# What to do
Which lines of the entries below include "JSON"? List them all.

# Listed entries
##############################

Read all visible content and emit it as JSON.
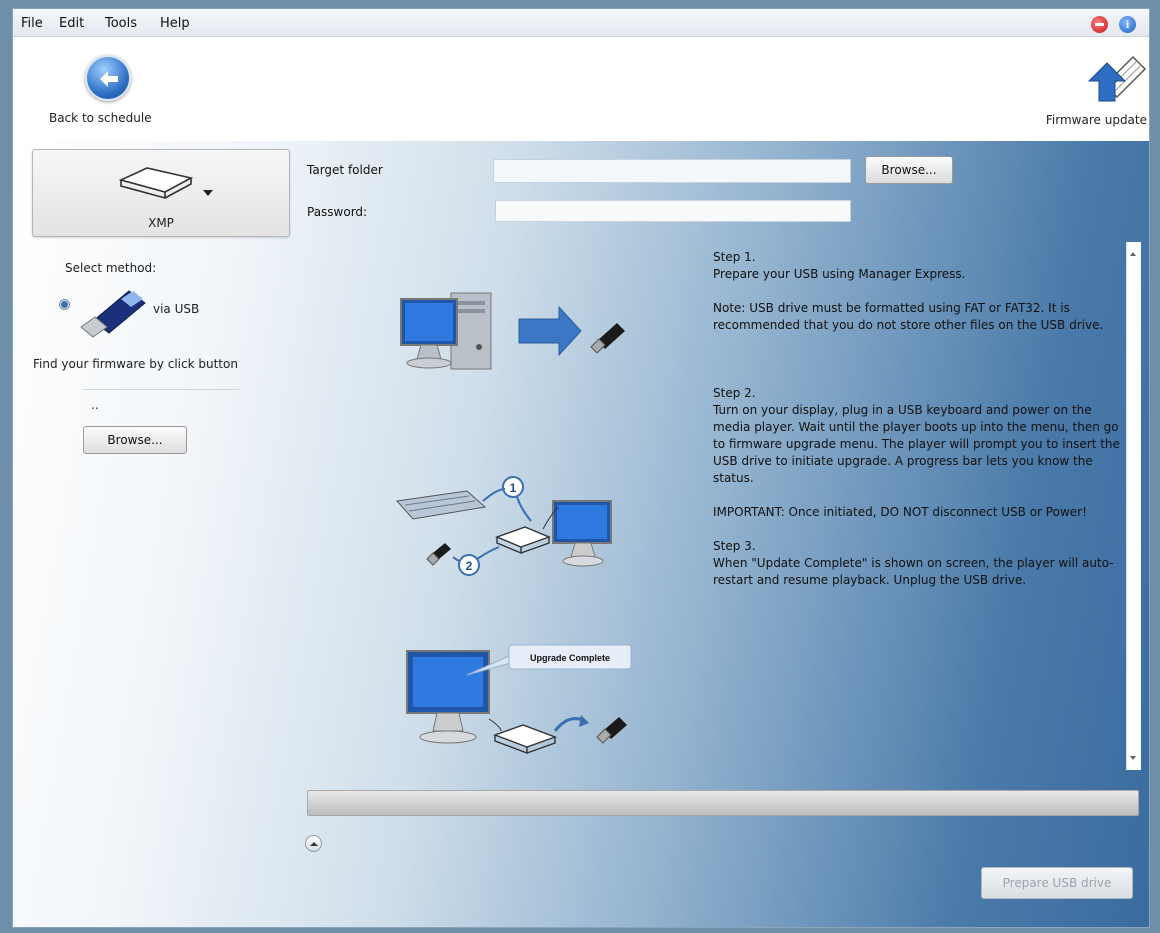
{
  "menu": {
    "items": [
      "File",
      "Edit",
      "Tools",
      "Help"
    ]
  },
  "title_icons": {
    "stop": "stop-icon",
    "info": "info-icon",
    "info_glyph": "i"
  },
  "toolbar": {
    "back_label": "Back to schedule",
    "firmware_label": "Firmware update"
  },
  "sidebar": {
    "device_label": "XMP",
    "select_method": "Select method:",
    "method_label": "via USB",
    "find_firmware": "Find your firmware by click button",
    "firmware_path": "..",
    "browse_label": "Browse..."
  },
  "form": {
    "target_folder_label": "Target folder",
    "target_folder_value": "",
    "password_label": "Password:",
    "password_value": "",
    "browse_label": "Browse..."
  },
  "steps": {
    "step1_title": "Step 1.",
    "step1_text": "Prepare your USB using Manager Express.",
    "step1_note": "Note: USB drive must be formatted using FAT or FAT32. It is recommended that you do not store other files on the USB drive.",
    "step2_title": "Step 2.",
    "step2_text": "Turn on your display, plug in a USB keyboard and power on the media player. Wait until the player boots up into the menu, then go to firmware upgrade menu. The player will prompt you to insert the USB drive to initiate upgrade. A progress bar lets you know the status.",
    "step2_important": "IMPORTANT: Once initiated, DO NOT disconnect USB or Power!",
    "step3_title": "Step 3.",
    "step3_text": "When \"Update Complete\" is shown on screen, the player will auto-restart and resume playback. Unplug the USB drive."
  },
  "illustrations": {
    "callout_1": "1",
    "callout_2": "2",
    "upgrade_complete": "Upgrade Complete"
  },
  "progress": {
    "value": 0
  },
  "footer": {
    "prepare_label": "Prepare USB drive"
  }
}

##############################

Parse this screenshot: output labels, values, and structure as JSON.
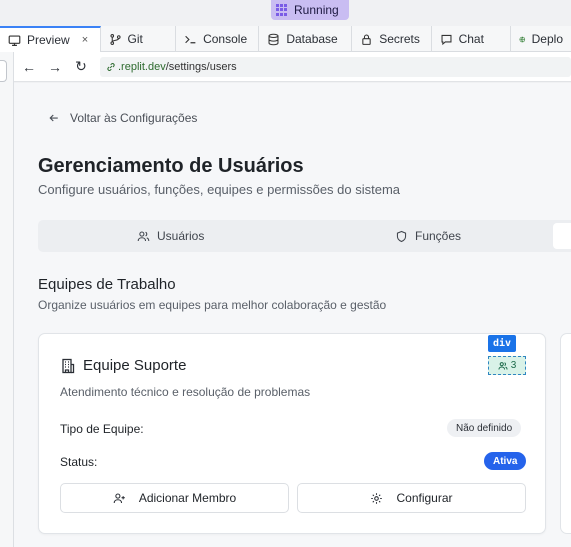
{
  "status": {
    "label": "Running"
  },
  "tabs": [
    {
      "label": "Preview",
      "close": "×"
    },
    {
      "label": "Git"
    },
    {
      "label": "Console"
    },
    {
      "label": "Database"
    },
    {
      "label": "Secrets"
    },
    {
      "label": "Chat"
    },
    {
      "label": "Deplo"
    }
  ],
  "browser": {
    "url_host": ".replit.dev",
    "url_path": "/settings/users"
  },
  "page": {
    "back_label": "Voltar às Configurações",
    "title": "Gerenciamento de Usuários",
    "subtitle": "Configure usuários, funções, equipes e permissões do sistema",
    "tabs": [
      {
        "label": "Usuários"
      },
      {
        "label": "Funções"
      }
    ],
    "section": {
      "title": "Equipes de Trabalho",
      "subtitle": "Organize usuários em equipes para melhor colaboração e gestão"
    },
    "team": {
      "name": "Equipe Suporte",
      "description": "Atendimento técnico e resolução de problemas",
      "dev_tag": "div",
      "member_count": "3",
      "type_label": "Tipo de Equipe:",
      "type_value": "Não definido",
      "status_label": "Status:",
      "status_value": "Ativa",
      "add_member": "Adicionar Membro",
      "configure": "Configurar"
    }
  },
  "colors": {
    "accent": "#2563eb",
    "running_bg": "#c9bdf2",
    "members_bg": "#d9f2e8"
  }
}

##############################

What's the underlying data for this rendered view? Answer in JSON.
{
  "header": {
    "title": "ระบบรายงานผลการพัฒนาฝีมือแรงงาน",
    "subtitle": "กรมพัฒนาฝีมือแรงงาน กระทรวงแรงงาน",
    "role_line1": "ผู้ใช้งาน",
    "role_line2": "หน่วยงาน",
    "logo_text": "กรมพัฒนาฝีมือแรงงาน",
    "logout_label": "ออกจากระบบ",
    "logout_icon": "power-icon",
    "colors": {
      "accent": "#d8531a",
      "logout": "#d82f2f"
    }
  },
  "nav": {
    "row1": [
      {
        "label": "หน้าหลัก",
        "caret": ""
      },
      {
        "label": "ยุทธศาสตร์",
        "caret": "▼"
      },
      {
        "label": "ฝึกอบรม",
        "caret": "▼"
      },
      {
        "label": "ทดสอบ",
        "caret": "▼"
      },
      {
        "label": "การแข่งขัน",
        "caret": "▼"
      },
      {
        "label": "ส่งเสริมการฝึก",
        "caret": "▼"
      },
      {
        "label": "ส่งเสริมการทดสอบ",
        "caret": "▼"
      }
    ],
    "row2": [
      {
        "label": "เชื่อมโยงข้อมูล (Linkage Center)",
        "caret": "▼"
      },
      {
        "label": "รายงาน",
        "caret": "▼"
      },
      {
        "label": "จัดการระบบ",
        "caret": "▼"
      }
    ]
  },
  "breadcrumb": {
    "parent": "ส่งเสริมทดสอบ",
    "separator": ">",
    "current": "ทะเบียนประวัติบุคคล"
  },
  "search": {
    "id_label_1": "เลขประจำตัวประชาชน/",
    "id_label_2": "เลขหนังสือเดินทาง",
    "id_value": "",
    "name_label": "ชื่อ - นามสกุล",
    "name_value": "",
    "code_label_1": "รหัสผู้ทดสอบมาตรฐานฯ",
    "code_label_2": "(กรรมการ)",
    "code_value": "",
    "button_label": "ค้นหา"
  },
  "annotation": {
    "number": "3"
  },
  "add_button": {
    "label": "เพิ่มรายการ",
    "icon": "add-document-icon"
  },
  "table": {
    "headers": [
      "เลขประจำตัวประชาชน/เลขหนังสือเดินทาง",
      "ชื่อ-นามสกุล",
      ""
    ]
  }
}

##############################

# Finished task
Read all visible content and emit it as JSON.
Parse this screenshot: output labels, values, and structure as JSON.
What's the underlying data for this rendered view? Answer in JSON.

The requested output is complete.